Today’s consumers are increasingly fond of the idea of self-service. From push-button prompts that make it easy to choose the reason why they’re calling to interactive, option-heavy menus that make speaking to a live human being mostly unnecessary, the current and future generation of consumers are in love with the idea of taking matters into their own hands.
However, that doesn’t mean that a successful contact center should abandon the quality of their live agent customer service in favor of focusing on self-service. Instead, it is vitally important to understand how the two work together - and just how necessary a supporting team of real human beings are to even the most fully-featured self-service suite.
Your Customers May Not Love Your Self-Service as Much as You Think
Sure, you’ve got a great self-service suite lined up. You use a smart combination of interactive voice recognition, push-button prompts, and interactive menus to make the calling process easier on your consumers. You empower your callers by letting them handle much of the early steps of the connection process themselves, even allowing them to opt into a call back if your wait times are too long. And they love you for it! Don’t they?
Not necessarily. Not every consumer is looking for self-service as part of their experience. Likewise, not every consumer is as technologically literate as the majority of today’s population. This discrepancy can make it difficult for these consumers to feel catered to and properly served by self-service options, essentially making them counter-productive.
The truth is, behind even the best technology, there should always be a well-trained, knowledgeable, and friendly staff waiting to help your customers. Without their support, your technology is no better than dead air time.
The Role of Live Call Center Agents in Supporting Self-Service Technology
What can your team of agents do to ensure that your self-service technology is not only working properly but working for your consumers? There are three major boxes you can check to ensure your agents are being as supportive as possible of both your technology and your customers, and every task will help your center improve its efforts for the future.
1 - Easing the transition into technology. There are many reasons why a consumer might not be comfortable with or capable of fully benefiting from self-service technology. Some of these include:
- Being an older adult, and therefore less familiar with today’s technology.
- Being generally technologically illiterate or avoidant.
- Being intimidated by technology that is unfamiliar or new.
- Having disabilities or difficulties that make the functionality of the self-service system less than beneficial, such as being hard of hearing or unable to use a touchpad properly.
Regardless of a person’s reasoning, the need to embrace technology and find solutions within it for everyday problems is one that we as a society are all going to be faced with eventually.
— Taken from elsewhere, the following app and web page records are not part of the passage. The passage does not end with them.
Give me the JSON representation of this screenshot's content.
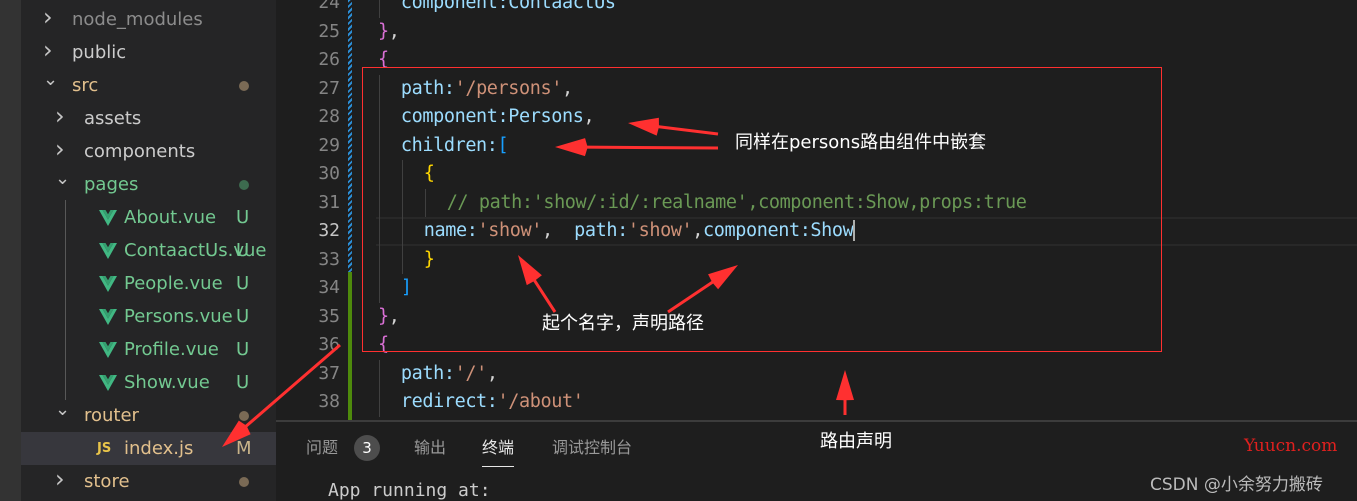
{
  "explorer": {
    "items": [
      {
        "label": "node_modules",
        "type": "folder",
        "open": false,
        "depth": 0,
        "color": "#8c8c8c"
      },
      {
        "label": "public",
        "type": "folder",
        "open": false,
        "depth": 0,
        "color": "#cccccc"
      },
      {
        "label": "src",
        "type": "folder",
        "open": true,
        "depth": 0,
        "color": "#e2c08d",
        "dot": "#7a6a55"
      },
      {
        "label": "assets",
        "type": "folder",
        "open": false,
        "depth": 1,
        "color": "#cccccc"
      },
      {
        "label": "components",
        "type": "folder",
        "open": false,
        "depth": 1,
        "color": "#cccccc"
      },
      {
        "label": "pages",
        "type": "folder",
        "open": true,
        "depth": 1,
        "color": "#73c991",
        "dot": "#3d6b4f"
      },
      {
        "label": "About.vue",
        "type": "vue",
        "depth": 2,
        "color": "#73c991",
        "badge": "U"
      },
      {
        "label": "ContaactUs.vue",
        "type": "vue",
        "depth": 2,
        "color": "#73c991",
        "badge": "U"
      },
      {
        "label": "People.vue",
        "type": "vue",
        "depth": 2,
        "color": "#73c991",
        "badge": "U"
      },
      {
        "label": "Persons.vue",
        "type": "vue",
        "depth": 2,
        "color": "#73c991",
        "badge": "U"
      },
      {
        "label": "Profile.vue",
        "type": "vue",
        "depth": 2,
        "color": "#73c991",
        "badge": "U"
      },
      {
        "label": "Show.vue",
        "type": "vue",
        "depth": 2,
        "color": "#73c991",
        "badge": "U"
      },
      {
        "label": "router",
        "type": "folder",
        "open": true,
        "depth": 1,
        "color": "#e2c08d",
        "dot": "#7a6a55"
      },
      {
        "label": "index.js",
        "type": "js",
        "depth": 2,
        "color": "#e2c08d",
        "badge": "M",
        "selected": true,
        "icon_text": "JS"
      },
      {
        "label": "store",
        "type": "folder",
        "open": false,
        "depth": 1,
        "color": "#e2c08d",
        "dot": "#7a6a55"
      }
    ]
  },
  "editor": {
    "current_line": 32,
    "lines": [
      {
        "n": 24,
        "indent": 1,
        "tokens": [
          [
            "component:ContaactUs",
            "#9cdcfe"
          ]
        ]
      },
      {
        "n": 25,
        "indent": 0,
        "tokens": [
          [
            "}",
            "#da70d6"
          ],
          [
            ",",
            "#d4d4d4"
          ]
        ]
      },
      {
        "n": 26,
        "indent": 0,
        "tokens": [
          [
            "{",
            "#da70d6"
          ]
        ]
      },
      {
        "n": 27,
        "indent": 1,
        "tokens": [
          [
            "path:",
            "#9cdcfe"
          ],
          [
            "'/persons'",
            "#ce9178"
          ],
          [
            ",",
            "#d4d4d4"
          ]
        ]
      },
      {
        "n": 28,
        "indent": 1,
        "tokens": [
          [
            "component:Persons",
            "#9cdcfe"
          ],
          [
            ",",
            "#d4d4d4"
          ]
        ]
      },
      {
        "n": 29,
        "indent": 1,
        "tokens": [
          [
            "children:",
            "#9cdcfe"
          ],
          [
            "[",
            "#179fff"
          ]
        ]
      },
      {
        "n": 30,
        "indent": 2,
        "tokens": [
          [
            "{",
            "#ffd700"
          ]
        ]
      },
      {
        "n": 31,
        "indent": 3,
        "tokens": [
          [
            "// path:'show/:id/:realname',component:Show,props:true",
            "#6a9955"
          ]
        ]
      },
      {
        "n": 32,
        "indent": 2,
        "tokens": [
          [
            "name:",
            "#9cdcfe"
          ],
          [
            "'show'",
            "#ce9178"
          ],
          [
            ",  ",
            "#d4d4d4"
          ],
          [
            "path:",
            "#9cdcfe"
          ],
          [
            "'show'",
            "#ce9178"
          ],
          [
            ",",
            "#d4d4d4"
          ],
          [
            "component:Show",
            "#9cdcfe"
          ]
        ]
      },
      {
        "n": 33,
        "indent": 2,
        "tokens": [
          [
            "}",
            "#ffd700"
          ]
        ]
      },
      {
        "n": 34,
        "indent": 1,
        "tokens": [
          [
            "]",
            "#179fff"
          ]
        ]
      },
      {
        "n": 35,
        "indent": 0,
        "tokens": [
          [
            "}",
            "#da70d6"
          ],
          [
            ",",
            "#d4d4d4"
          ]
        ]
      },
      {
        "n": 36,
        "indent": 0,
        "tokens": [
          [
            "{",
            "#da70d6"
          ]
        ]
      },
      {
        "n": 37,
        "indent": 1,
        "tokens": [
          [
            "path:",
            "#9cdcfe"
          ],
          [
            "'/'",
            "#ce9178"
          ],
          [
            ",",
            "#d4d4d4"
          ]
        ]
      },
      {
        "n": 38,
        "indent": 1,
        "tokens": [
          [
            "redirect:",
            "#9cdcfe"
          ],
          [
            "'/about'",
            "#ce9178"
          ]
        ]
      }
    ]
  },
  "panel": {
    "tabs": [
      {
        "label": "问题",
        "count": "3"
      },
      {
        "label": "输出"
      },
      {
        "label": "终端",
        "active": true
      },
      {
        "label": "调试控制台"
      }
    ],
    "terminal_text": "App running at:"
  },
  "annotations": {
    "nested": "同样在persons路由组件中嵌套",
    "name_path": "起个名字，声明路径",
    "route_decl": "路由声明",
    "color": "#ff3030"
  },
  "watermarks": {
    "site": "Yuucn.com",
    "author": "CSDN @小余努力搬砖"
  }
}
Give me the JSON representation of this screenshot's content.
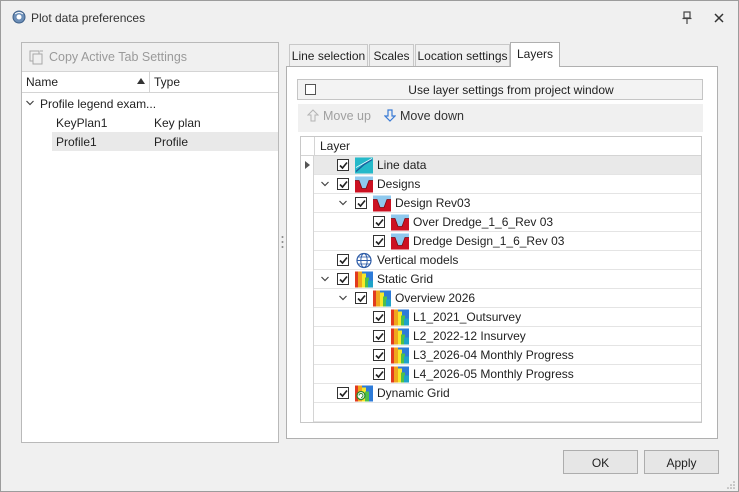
{
  "window": {
    "title": "Plot data preferences",
    "icons": {
      "app": "globe-gear-icon",
      "pin": "pin-icon",
      "close": "close-icon"
    }
  },
  "left": {
    "copy_button": "Copy Active Tab Settings",
    "columns": {
      "name": "Name",
      "type": "Type"
    },
    "group": "Profile legend exam...",
    "rows": [
      {
        "name": "KeyPlan1",
        "type": "Key plan"
      },
      {
        "name": "Profile1",
        "type": "Profile"
      }
    ]
  },
  "tabs": [
    "Line selection",
    "Scales",
    "Location settings",
    "Layers"
  ],
  "active_tab": "Layers",
  "layers": {
    "use_project_settings": "Use layer settings from project window",
    "move_up": "Move up",
    "move_down": "Move down",
    "column": "Layer",
    "items": [
      {
        "label": "Line data",
        "level": 0,
        "icon": "line-data-icon",
        "checked": true,
        "expander": "none",
        "selected": true
      },
      {
        "label": "Designs",
        "level": 0,
        "icon": "design-icon",
        "checked": true,
        "expander": "open"
      },
      {
        "label": "Design Rev03",
        "level": 1,
        "icon": "design-icon",
        "checked": true,
        "expander": "open"
      },
      {
        "label": "Over Dredge_1_6_Rev 03",
        "level": 2,
        "icon": "design-icon",
        "checked": true,
        "expander": "none"
      },
      {
        "label": "Dredge Design_1_6_Rev 03",
        "level": 2,
        "icon": "design-icon",
        "checked": true,
        "expander": "none"
      },
      {
        "label": "Vertical models",
        "level": 0,
        "icon": "globe-grid-icon",
        "checked": true,
        "expander": "none"
      },
      {
        "label": "Static Grid",
        "level": 0,
        "icon": "grid-icon",
        "checked": true,
        "expander": "open"
      },
      {
        "label": "Overview 2026",
        "level": 1,
        "icon": "grid-icon",
        "checked": true,
        "expander": "open"
      },
      {
        "label": "L1_2021_Outsurvey",
        "level": 2,
        "icon": "grid-icon",
        "checked": true,
        "expander": "none"
      },
      {
        "label": "L2_2022-12 Insurvey",
        "level": 2,
        "icon": "grid-icon",
        "checked": true,
        "expander": "none"
      },
      {
        "label": "L3_2026-04 Monthly Progress",
        "level": 2,
        "icon": "grid-icon",
        "checked": true,
        "expander": "none"
      },
      {
        "label": "L4_2026-05 Monthly Progress",
        "level": 2,
        "icon": "grid-icon",
        "checked": true,
        "expander": "none"
      },
      {
        "label": "Dynamic Grid",
        "level": 0,
        "icon": "dynamic-grid-icon",
        "checked": true,
        "expander": "none"
      }
    ]
  },
  "buttons": {
    "ok": "OK",
    "apply": "Apply"
  },
  "colors": {
    "accent_blue": "#3a7bd5",
    "design_red": "#cc1122",
    "window_bg": "#f0f0f0"
  }
}
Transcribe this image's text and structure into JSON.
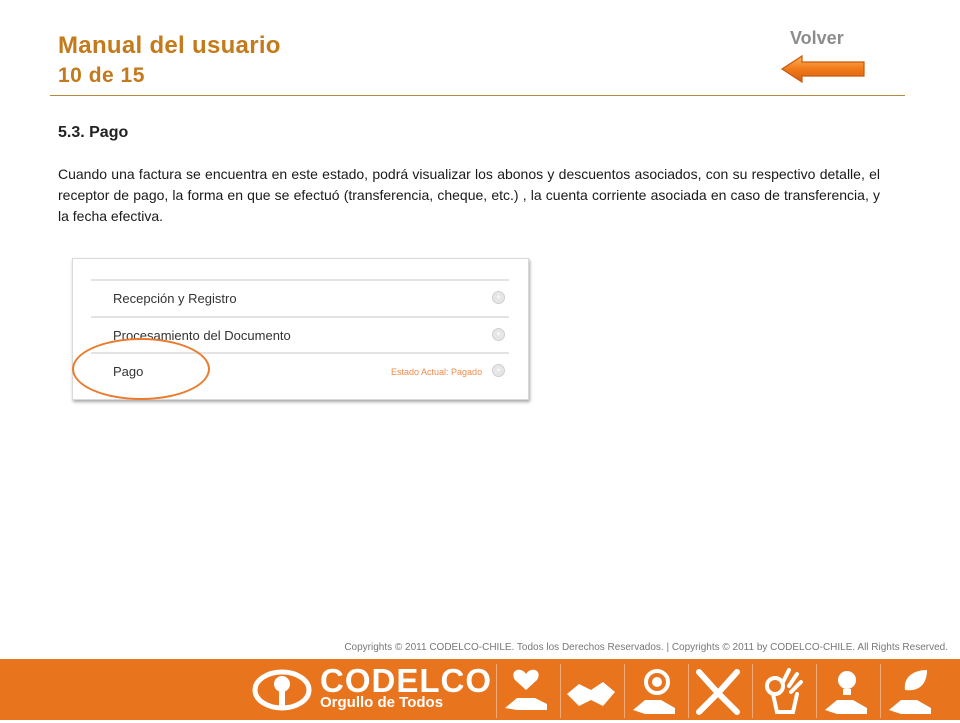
{
  "header": {
    "title": "Manual del usuario",
    "subtitle": "10 de 15",
    "back_label": "Volver"
  },
  "section": {
    "heading": "5.3. Pago",
    "paragraph": "Cuando una factura se encuentra en este estado, podrá visualizar los abonos y descuentos asociados, con su respectivo detalle, el receptor de pago, la forma en que se efectuó (transferencia, cheque, etc.) , la cuenta corriente asociada en caso de transferencia, y la fecha efectiva."
  },
  "screenshot": {
    "rows": [
      {
        "label": "Recepción y Registro",
        "status": ""
      },
      {
        "label": "Procesamiento del Documento",
        "status": ""
      },
      {
        "label": "Pago",
        "status": "Estado Actual: Pagado"
      }
    ],
    "expand_icon": "plus-circle-icon"
  },
  "footer": {
    "copyright": "Copyrights © 2011 CODELCO-CHILE. Todos los Derechos Reservados. | Copyrights © 2011 by CODELCO-CHILE. All Rights Reserved.",
    "brand": "CODELCO",
    "tagline": "Orgullo de Todos",
    "icons": [
      "heart-hand-icon",
      "handshake-icon",
      "medal-hand-icon",
      "hands-together-icon",
      "ok-hand-icon",
      "lightbulb-hand-icon",
      "leaf-hand-icon"
    ]
  },
  "colors": {
    "accent": "#c47a1a",
    "footer_bg": "#e8741e",
    "highlight": "#ec7a2c",
    "status_text": "#f08a4b"
  }
}
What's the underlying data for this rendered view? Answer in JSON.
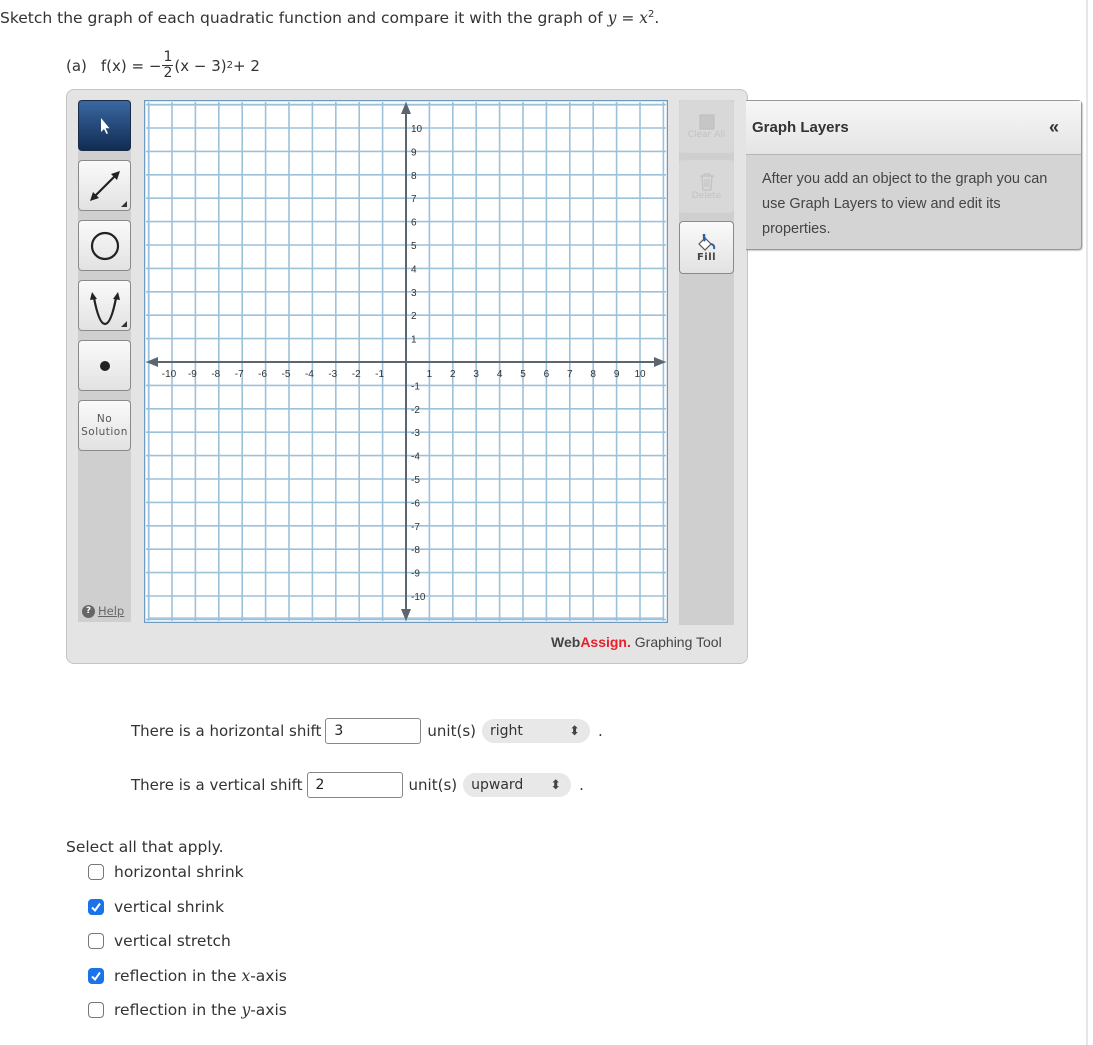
{
  "question": {
    "prompt_prefix": "Sketch the graph of each quadratic function and compare it with the graph of ",
    "prompt_math_y": "y",
    "prompt_math_eq": " = ",
    "prompt_math_x": "x",
    "prompt_math_exp": "2",
    "prompt_suffix": ".",
    "part_label": "(a)",
    "function_lhs": "f(x) = −",
    "fraction_num": "1",
    "fraction_den": "2",
    "function_rhs": "(x − 3)",
    "function_exp": "2",
    "function_tail": " + 2"
  },
  "graphing_tool": {
    "left_tools": [
      {
        "name": "pointer",
        "icon": "pointer-icon",
        "active": true
      },
      {
        "name": "line",
        "icon": "line-icon",
        "active": false
      },
      {
        "name": "circle",
        "icon": "circle-icon",
        "active": false
      },
      {
        "name": "parabola",
        "icon": "parabola-icon",
        "active": false
      },
      {
        "name": "point",
        "icon": "point-icon",
        "active": false
      }
    ],
    "no_solution_line1": "No",
    "no_solution_line2": "Solution",
    "help_label": "Help",
    "right_tools": {
      "clear_all": "Clear All",
      "delete": "Delete",
      "fill": "Fill"
    },
    "brand_web": "Web",
    "brand_assign": "Assign.",
    "brand_rest": " Graphing Tool",
    "graph": {
      "x_range": [
        -10,
        10
      ],
      "y_range": [
        -10,
        10
      ],
      "x_ticks": [
        "-10",
        "-9",
        "-8",
        "-7",
        "-6",
        "-5",
        "-4",
        "-3",
        "-2",
        "-1",
        "1",
        "2",
        "3",
        "4",
        "5",
        "6",
        "7",
        "8",
        "9",
        "10"
      ],
      "y_ticks": [
        "10",
        "9",
        "8",
        "7",
        "6",
        "5",
        "4",
        "3",
        "2",
        "1",
        "-1",
        "-2",
        "-3",
        "-4",
        "-5",
        "-6",
        "-7",
        "-8",
        "-9",
        "-10"
      ],
      "grid_color": "#9cc1d9",
      "axis_color": "#5b6670"
    }
  },
  "graph_layers": {
    "title": "Graph Layers",
    "collapse": "«",
    "body": "After you add an object to the graph you can use Graph Layers to view and edit its properties."
  },
  "answers": {
    "horizontal": {
      "prefix": "There is a horizontal shift",
      "value": "3",
      "units": "unit(s)",
      "direction": "right",
      "suffix": "."
    },
    "vertical": {
      "prefix": "There is a vertical shift",
      "value": "2",
      "units": "unit(s)",
      "direction": "upward",
      "suffix": "."
    },
    "select_all_label": "Select all that apply.",
    "options": [
      {
        "label": "horizontal shrink",
        "checked": false
      },
      {
        "label": "vertical shrink",
        "checked": true
      },
      {
        "label": "vertical stretch",
        "checked": false
      },
      {
        "label_prefix": "reflection in the ",
        "label_var": "x",
        "label_suffix": "-axis",
        "checked": true
      },
      {
        "label_prefix": "reflection in the ",
        "label_var": "y",
        "label_suffix": "-axis",
        "checked": false
      }
    ],
    "checkbox_color": "#1a73e8"
  }
}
Your customers - no matter how much they may dislike or may be struggling with self-service technology now - likely know that they will eventually have to learn how to use it. Helping them to do so is not only a boon for business, it makes the consumer feel valued and breeds customer satisfaction and brand loyalty - two things no automated program can do alone.
2 - Being there to assist and support your consumers when that technology fails them. Let’s face it - computers and the technology that comprise and connect to them sometimes fail us. When this happens, it pays to have paid attention to keeping your live agent team sharp and well-trained for providing real-time customer service. Whether a self-service program is temporarily experiencing a problem or a customer simply has a problem with the program, having live agents on hand to provide the help they need in its stead can streamline the process so that consumers don’t have to make multiple attempts to get assistance.
It is important to note that while technology can and does falter, a customer feeling as if the feature has failed them personally does not necessarily mean that the program or technology is faulty. It may simply mean that the consumer isn’t able to benefit from its use, in which case a live agent is always the best option for providing them with service.
3 - Making ongoing improvements to your self-service system. No matter how great your current self-service system is, there is always room from growth and improvement. With that mentality as your guide, it is easy to see how taking notes from what is working well for consumers and what is falling short of their expectations can help your staff in creating a better, more functional solution for the future of your company’s self-service programming. That way, your technology will be able to help more people in the future - all while you’re able to help people who need it in the here and now.
Bringing It All Together for a Better Customer Service Future
With today’s technology, contact centers provide myriad options for self-service. But what if they were able to provide richer, more engaging experiences? What if they were able to provide full conversations and genuine exchanges without the social awkwardness that many people fear from phone calls with strangers?
That may well be the future of self-service systems. Using the information gathered today in supporting current technology, industry leaders - such as ChaseData - are working to bring consumers the next generation of self-service programming. One day, perhaps the knowledge gleaned in assisting today’s consumers will play a part in creating deeper, more human-like exchanges with technology - all without the need for a single conversation with someone you don’t know!
For more information on outfitting your center with today’s best self-service technology and to learn more about options still on the horizon, contact the experts at ChaseData today!